[DIRECTIONS FOR THIS TASK]: Search the entries below for "JSON". Report each line where it occurs.

■ ■ ■

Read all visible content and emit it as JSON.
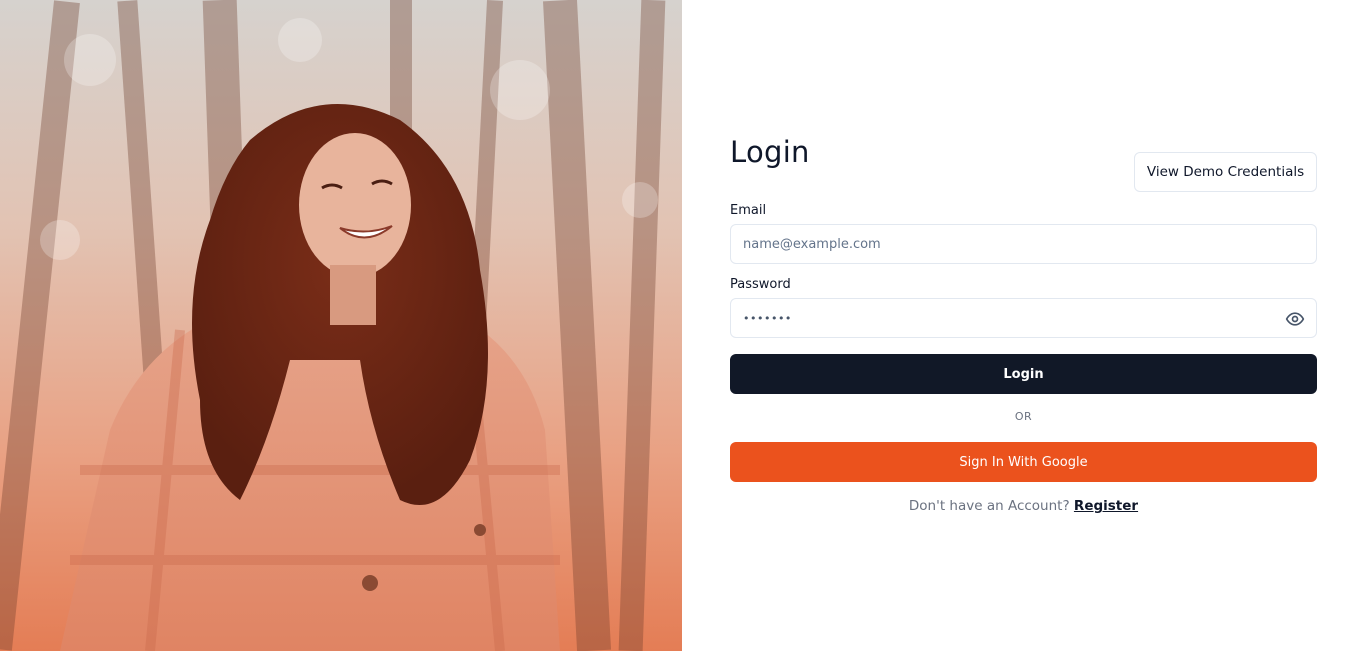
{
  "login": {
    "title": "Login",
    "demo_button_label": "View Demo Credentials",
    "email_label": "Email",
    "email_placeholder": "name@example.com",
    "email_value": "",
    "password_label": "Password",
    "password_value": "•••••••",
    "submit_label": "Login",
    "divider_text": "OR",
    "google_button_label": "Sign In With Google",
    "register_prompt": "Don't have an Account?",
    "register_link_label": "Register"
  },
  "icons": {
    "password_toggle": "eye-icon"
  },
  "colors": {
    "primary_button": "#111827",
    "google_button": "#eb521d",
    "top_accent_line": "#6d5fd8"
  }
}
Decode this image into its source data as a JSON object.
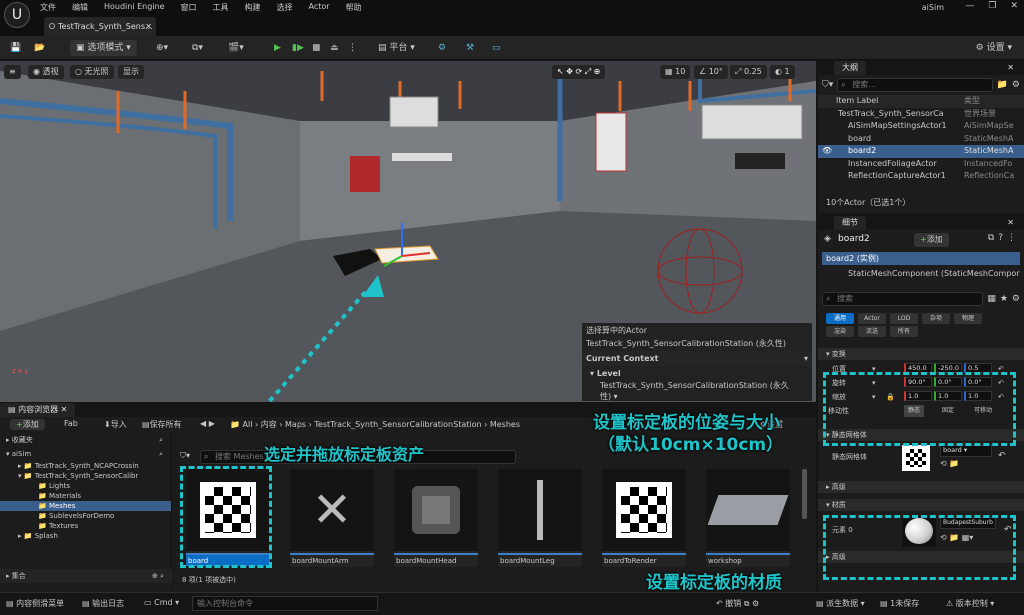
{
  "menubar": {
    "logo": "U",
    "items": [
      "文件",
      "编辑",
      "Houdini Engine",
      "窗口",
      "工具",
      "构建",
      "选择",
      "Actor",
      "帮助"
    ],
    "app_name": "aiSim",
    "window_controls": [
      "—",
      "❐",
      "✕"
    ]
  },
  "tab": {
    "title": "TestTrack_Synth_Sens...",
    "close": "✕"
  },
  "toolbar": {
    "mode": "选项模式",
    "platform": "平台",
    "settings": "设置"
  },
  "viewport": {
    "perspective": "透视",
    "lit": "无光照",
    "show": "显示",
    "grid_snap": "10",
    "rot_snap": "10°",
    "scale_snap": "0.25",
    "cam_speed": "1",
    "axis": "z x y"
  },
  "context": {
    "line1": "选择算中的Actor",
    "line2": "TestTrack_Synth_SensorCalibrationStation (永久性)",
    "current_context": "Current Context",
    "level_label": "Level",
    "level_value": "TestTrack_Synth_SensorCalibrationStation (永久性)"
  },
  "outliner": {
    "title": "大纲",
    "search": "搜索...",
    "col_label": "Item Label",
    "col_type": "类型",
    "rows": [
      {
        "name": "TestTrack_Synth_SensorCa",
        "type": "世界场景"
      },
      {
        "name": "AiSimMapSettingsActor1",
        "type": "AiSimMapSe"
      },
      {
        "name": "board",
        "type": "StaticMeshA"
      },
      {
        "name": "board2",
        "type": "StaticMeshA"
      },
      {
        "name": "InstancedFoliageActor",
        "type": "InstancedFo"
      },
      {
        "name": "ReflectionCaptureActor1",
        "type": "ReflectionCa"
      }
    ],
    "footer": "10个Actor（已选1个）"
  },
  "details": {
    "title": "细节",
    "actor": "board2",
    "add": "添加",
    "instance": "board2 (实例)",
    "component": "StaticMeshComponent (StaticMeshCompor",
    "search": "搜索",
    "cats": [
      "通用",
      "Actor",
      "LOD",
      "杂项",
      "物理",
      "渲染",
      "流送",
      "所有"
    ],
    "transform_label": "变换",
    "location": {
      "label": "位置",
      "x": "450.0",
      "y": "-250.0",
      "z": "0.5"
    },
    "rotation": {
      "label": "旋转",
      "x": "90.0°",
      "y": "0.0°",
      "z": "0.0°"
    },
    "scale": {
      "label": "缩放",
      "x": "1.0",
      "y": "1.0",
      "z": "1.0"
    },
    "mobility": {
      "label": "移动性",
      "static": "静态",
      "fixed": "固定",
      "movable": "可移动"
    },
    "static_mesh_section": "静态网格体",
    "static_mesh_label": "静态网格体",
    "static_mesh_value": "board",
    "advanced": "高级",
    "materials_section": "材质",
    "element0": "元素 0",
    "material_value": "BudapestSuburb",
    "advanced2": "高级"
  },
  "browser": {
    "tab": "内容浏览器",
    "add": "添加",
    "fab": "Fab",
    "import": "导入",
    "save_all": "保存所有",
    "path": [
      "All",
      "内容",
      "Maps",
      "TestTrack_Synth_SensorCalibrationStation",
      "Meshes"
    ],
    "settings": "设置",
    "favorites": "收藏夹",
    "root": "aiSim",
    "folders": [
      "TestTrack_Synth_NCAPCrossin",
      "TestTrack_Synth_SensorCalibr",
      "Lights",
      "Materials",
      "Meshes",
      "SublevelsForDemo",
      "Textures",
      "Splash"
    ],
    "collections": "集合",
    "search": "搜索 Meshes",
    "assets": [
      "board",
      "boardMountArm",
      "boardMountHead",
      "boardMountLeg",
      "boardToRender",
      "workshop"
    ],
    "count": "8 项(1 项被选中)"
  },
  "status": {
    "drawer": "内容侧滑菜单",
    "output": "输出日志",
    "cmd": "Cmd",
    "console": "输入控制台命令",
    "undo": "撤销",
    "derived": "派生数据",
    "unsaved": "1未保存",
    "vcs": "版本控制"
  },
  "annotations": {
    "drag": "选定并拖放标定板资产",
    "transform_line1": "设置标定板的位姿与大小",
    "transform_line2": "（默认10cm×10cm）",
    "material": "设置标定板的材质"
  },
  "colors": {
    "accent": "#0a6cc4",
    "annotation": "#1ec4c9"
  }
}
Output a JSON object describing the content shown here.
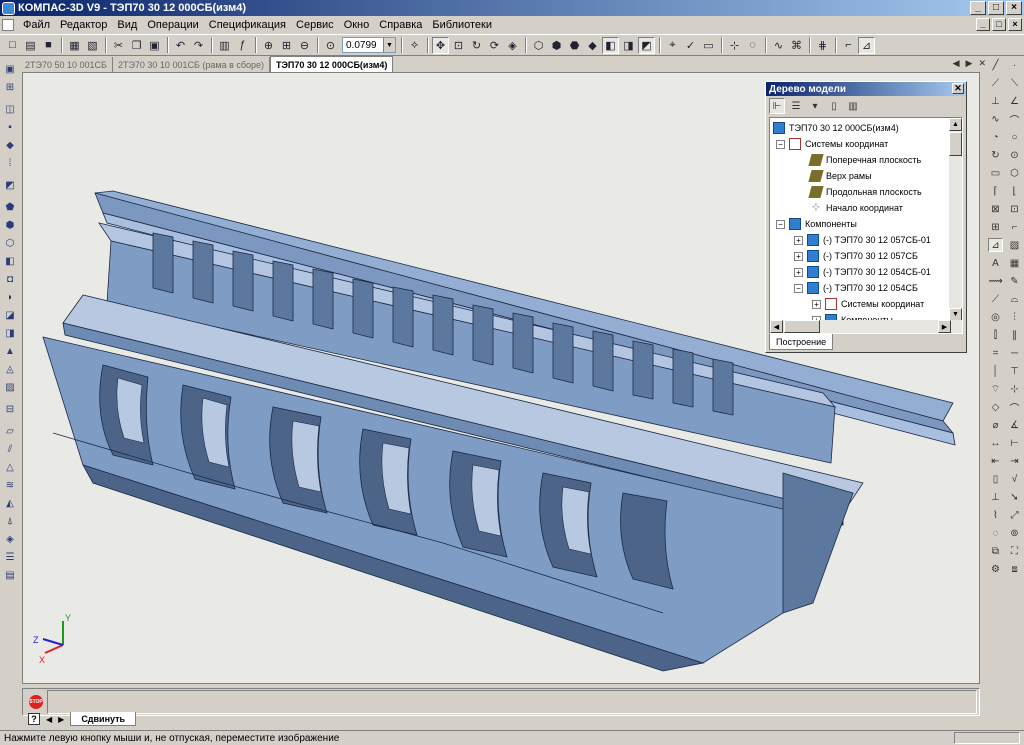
{
  "window": {
    "title": "КОМПАС-3D V9 - ТЭП70 30 12 000СБ(изм4)",
    "buttons": [
      "_",
      "□",
      "×"
    ]
  },
  "menu": {
    "items": [
      "Файл",
      "Редактор",
      "Вид",
      "Операции",
      "Спецификация",
      "Сервис",
      "Окно",
      "Справка",
      "Библиотеки"
    ]
  },
  "toolbar": {
    "zoom_value": "0.0799"
  },
  "tabs": [
    {
      "label": "2ТЭ70 50 10 001СБ",
      "active": false
    },
    {
      "label": "2ТЭ70 30 10 001СБ (рама в сборе)",
      "active": false
    },
    {
      "label": "ТЭП70 30 12 000СБ(изм4)",
      "active": true
    }
  ],
  "tree": {
    "title": "Дерево модели",
    "nodes": [
      {
        "label": "ТЭП70 30 12 000СБ(изм4)",
        "icon": "assembly-icon",
        "expander": ""
      },
      {
        "label": "Системы координат",
        "icon": "coordinate-system-icon",
        "expander": "−"
      },
      {
        "label": "Поперечная плоскость",
        "icon": "plane-icon",
        "expander": ""
      },
      {
        "label": "Верх рамы",
        "icon": "plane-icon",
        "expander": ""
      },
      {
        "label": "Продольная плоскость",
        "icon": "plane-icon",
        "expander": ""
      },
      {
        "label": "Начало координат",
        "icon": "origin-icon",
        "expander": ""
      },
      {
        "label": "Компоненты",
        "icon": "components-icon",
        "expander": "−"
      },
      {
        "label": "(-) ТЭП70 30 12 057СБ-01",
        "icon": "assembly-icon",
        "expander": "+"
      },
      {
        "label": "(-) ТЭП70 30 12 057СБ",
        "icon": "assembly-icon",
        "expander": "+"
      },
      {
        "label": "(-) ТЭП70 30 12 054СБ-01",
        "icon": "assembly-icon",
        "expander": "+"
      },
      {
        "label": "(-) ТЭП70 30 12 054СБ",
        "icon": "assembly-icon",
        "expander": "−"
      },
      {
        "label": "Системы координат",
        "icon": "coordinate-system-icon",
        "expander": "+"
      },
      {
        "label": "Компоненты",
        "icon": "components-icon",
        "expander": "+"
      }
    ],
    "bottom_tab": "Построение"
  },
  "axes": {
    "x": "X",
    "y": "Y",
    "z": "Z"
  },
  "bottom": {
    "stop_label": "STOP",
    "help_label": "?",
    "tab_label": "Сдвинуть"
  },
  "status": {
    "text": "Нажмите левую кнопку мыши и, не отпуская, переместите изображение"
  },
  "colors": {
    "model_face": "#7f9cc4",
    "model_light": "#b8c8e0",
    "model_dark": "#4c6488",
    "viewport_bg": "#e9e9e6",
    "titlebar": "#0a246a"
  }
}
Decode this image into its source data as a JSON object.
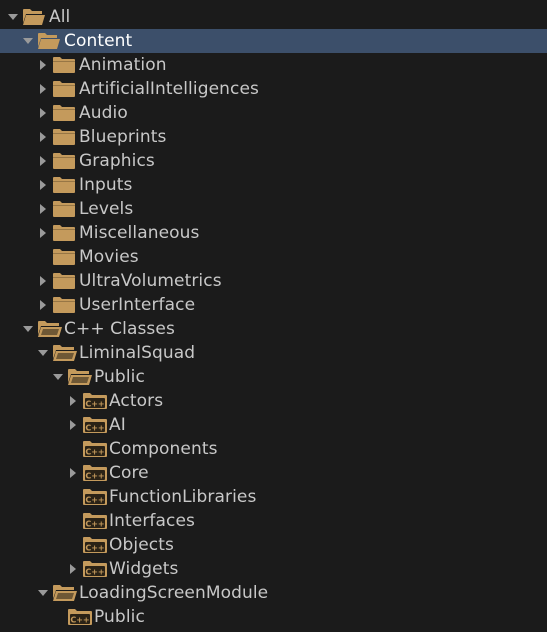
{
  "colors": {
    "background": "#1b1b1b",
    "selected_row": "#3c4f6a",
    "folder": "#c49a5c",
    "text": "#c8c8c8",
    "arrow": "#9a9a9a"
  },
  "tree": [
    {
      "label": "All",
      "depth": 0,
      "arrow": "expanded",
      "icon": "folder-open-icon",
      "name": "all"
    },
    {
      "label": "Content",
      "depth": 1,
      "arrow": "expanded",
      "icon": "folder-open-icon",
      "name": "content",
      "selected": true
    },
    {
      "label": "Animation",
      "depth": 2,
      "arrow": "collapsed",
      "icon": "folder-icon",
      "name": "animation"
    },
    {
      "label": "ArtificialIntelligences",
      "depth": 2,
      "arrow": "collapsed",
      "icon": "folder-icon",
      "name": "artificial-intelligences"
    },
    {
      "label": "Audio",
      "depth": 2,
      "arrow": "collapsed",
      "icon": "folder-icon",
      "name": "audio"
    },
    {
      "label": "Blueprints",
      "depth": 2,
      "arrow": "collapsed",
      "icon": "folder-icon",
      "name": "blueprints"
    },
    {
      "label": "Graphics",
      "depth": 2,
      "arrow": "collapsed",
      "icon": "folder-icon",
      "name": "graphics"
    },
    {
      "label": "Inputs",
      "depth": 2,
      "arrow": "collapsed",
      "icon": "folder-icon",
      "name": "inputs"
    },
    {
      "label": "Levels",
      "depth": 2,
      "arrow": "collapsed",
      "icon": "folder-icon",
      "name": "levels"
    },
    {
      "label": "Miscellaneous",
      "depth": 2,
      "arrow": "collapsed",
      "icon": "folder-icon",
      "name": "miscellaneous"
    },
    {
      "label": "Movies",
      "depth": 2,
      "arrow": "none",
      "icon": "folder-icon",
      "name": "movies"
    },
    {
      "label": "UltraVolumetrics",
      "depth": 2,
      "arrow": "collapsed",
      "icon": "folder-icon",
      "name": "ultra-volumetrics"
    },
    {
      "label": "UserInterface",
      "depth": 2,
      "arrow": "collapsed",
      "icon": "folder-icon",
      "name": "user-interface"
    },
    {
      "label": "C++ Classes",
      "depth": 1,
      "arrow": "expanded",
      "icon": "cpp-folder-open-icon",
      "name": "cpp-classes"
    },
    {
      "label": "LiminalSquad",
      "depth": 2,
      "arrow": "expanded",
      "icon": "cpp-folder-open-icon",
      "name": "liminal-squad"
    },
    {
      "label": "Public",
      "depth": 3,
      "arrow": "expanded",
      "icon": "cpp-folder-open-icon",
      "name": "liminal-squad-public"
    },
    {
      "label": "Actors",
      "depth": 4,
      "arrow": "collapsed",
      "icon": "cpp-folder-icon",
      "name": "actors"
    },
    {
      "label": "AI",
      "depth": 4,
      "arrow": "collapsed",
      "icon": "cpp-folder-icon",
      "name": "ai"
    },
    {
      "label": "Components",
      "depth": 4,
      "arrow": "none",
      "icon": "cpp-folder-icon",
      "name": "components"
    },
    {
      "label": "Core",
      "depth": 4,
      "arrow": "collapsed",
      "icon": "cpp-folder-icon",
      "name": "core"
    },
    {
      "label": "FunctionLibraries",
      "depth": 4,
      "arrow": "none",
      "icon": "cpp-folder-icon",
      "name": "function-libraries"
    },
    {
      "label": "Interfaces",
      "depth": 4,
      "arrow": "none",
      "icon": "cpp-folder-icon",
      "name": "interfaces"
    },
    {
      "label": "Objects",
      "depth": 4,
      "arrow": "none",
      "icon": "cpp-folder-icon",
      "name": "objects"
    },
    {
      "label": "Widgets",
      "depth": 4,
      "arrow": "collapsed",
      "icon": "cpp-folder-icon",
      "name": "widgets"
    },
    {
      "label": "LoadingScreenModule",
      "depth": 2,
      "arrow": "expanded",
      "icon": "cpp-folder-open-icon",
      "name": "loading-screen-module"
    },
    {
      "label": "Public",
      "depth": 3,
      "arrow": "none",
      "icon": "cpp-folder-icon",
      "name": "loading-screen-public"
    }
  ]
}
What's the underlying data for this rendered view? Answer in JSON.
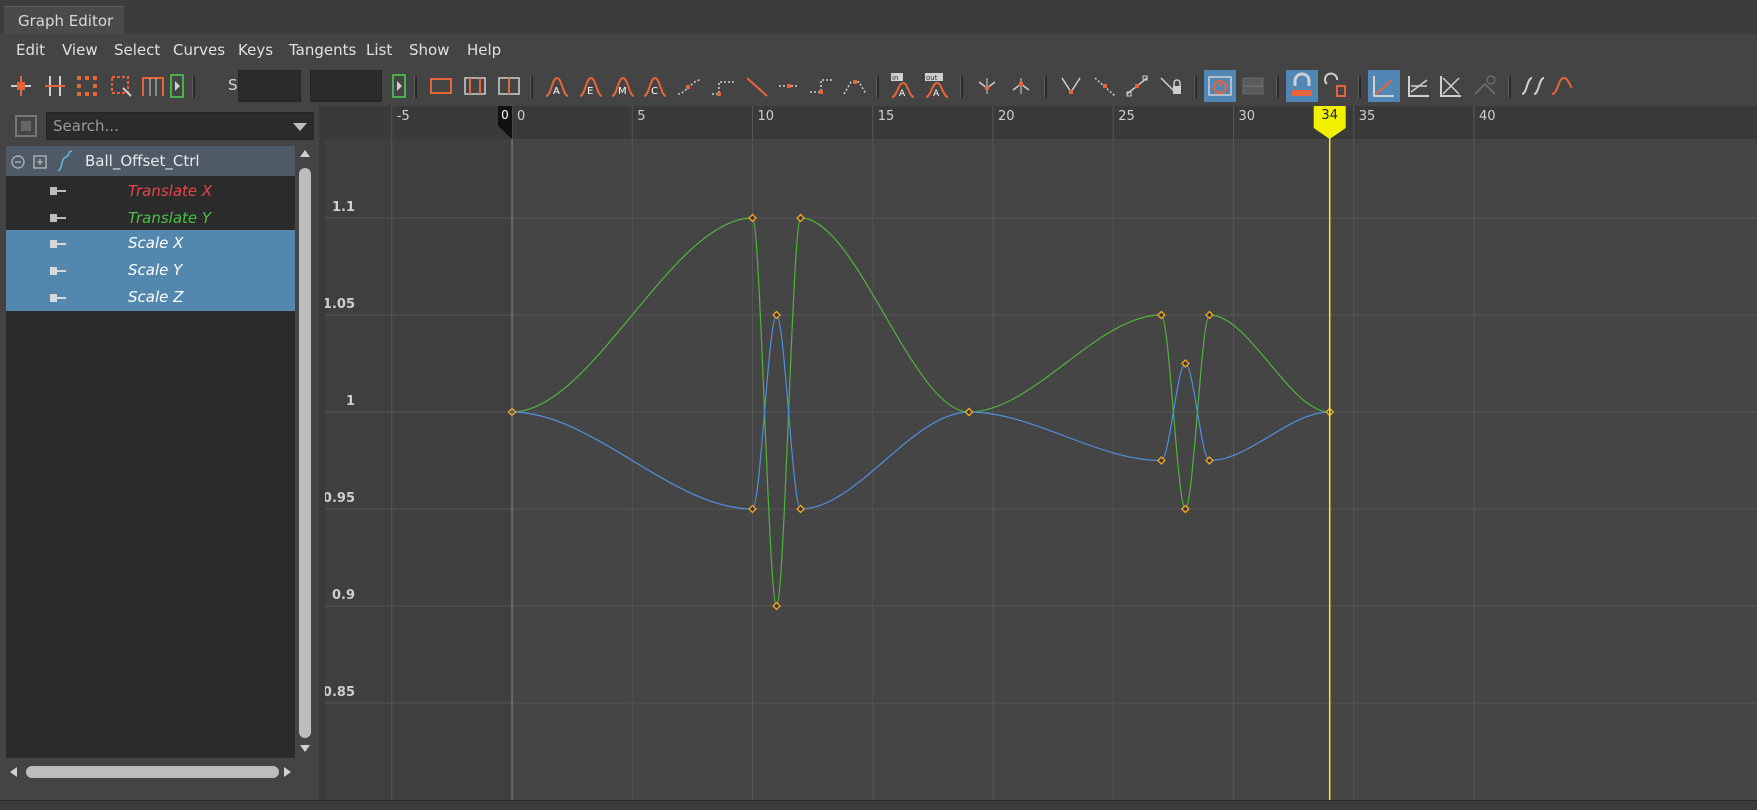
{
  "window": {
    "tab_title": "Graph Editor"
  },
  "menu": [
    "Edit",
    "View",
    "Select",
    "Curves",
    "Keys",
    "Tangents",
    "List",
    "Show",
    "Help"
  ],
  "toolbar": {
    "stats_label": "Stats",
    "stats_field_1": "",
    "stats_field_2": ""
  },
  "outliner": {
    "search_placeholder": "Search...",
    "node": {
      "name": "Ball_Offset_Ctrl"
    },
    "attributes": [
      {
        "label": "Translate X",
        "color": "#e8414a",
        "selected": false
      },
      {
        "label": "Translate Y",
        "color": "#48c048",
        "selected": false
      },
      {
        "label": "Scale X",
        "color": "#ffffff",
        "selected": true
      },
      {
        "label": "Scale Y",
        "color": "#ffffff",
        "selected": true
      },
      {
        "label": "Scale Z",
        "color": "#ffffff",
        "selected": true
      }
    ]
  },
  "graph": {
    "frame_ticks": [
      "-5",
      "0",
      "5",
      "10",
      "15",
      "20",
      "25",
      "30",
      "35",
      "40"
    ],
    "value_ticks": [
      "1.1",
      "1.05",
      "1",
      "0.95",
      "0.9",
      "0.85"
    ],
    "start_frame_label": "0",
    "current_frame": "34",
    "colors": {
      "curve_green": "#4fb53d",
      "curve_blue": "#4f8fe0",
      "key": "#f5a623",
      "current_time": "#f0f000"
    },
    "curves": [
      {
        "name": "green",
        "keys": [
          [
            0,
            1.0
          ],
          [
            10,
            1.1
          ],
          [
            11,
            0.9
          ],
          [
            12,
            1.1
          ],
          [
            19,
            1.0
          ],
          [
            27,
            1.05
          ],
          [
            28,
            0.95
          ],
          [
            29,
            1.05
          ],
          [
            34,
            1.0
          ]
        ]
      },
      {
        "name": "blue",
        "keys": [
          [
            0,
            1.0
          ],
          [
            10,
            0.95
          ],
          [
            11,
            1.05
          ],
          [
            12,
            0.95
          ],
          [
            19,
            1.0
          ],
          [
            27,
            0.975
          ],
          [
            28,
            1.025
          ],
          [
            29,
            0.975
          ],
          [
            34,
            1.0
          ]
        ]
      }
    ]
  }
}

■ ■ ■

[RESULT OF THE TASK]:
Read all visible content and emit it as JSON.
Decode this image into its source data as a JSON object.
Output a JSON object describing the content shown here.
Decode this image into its source data as a JSON object.
What's the underlying data for this rendered view? Answer in JSON.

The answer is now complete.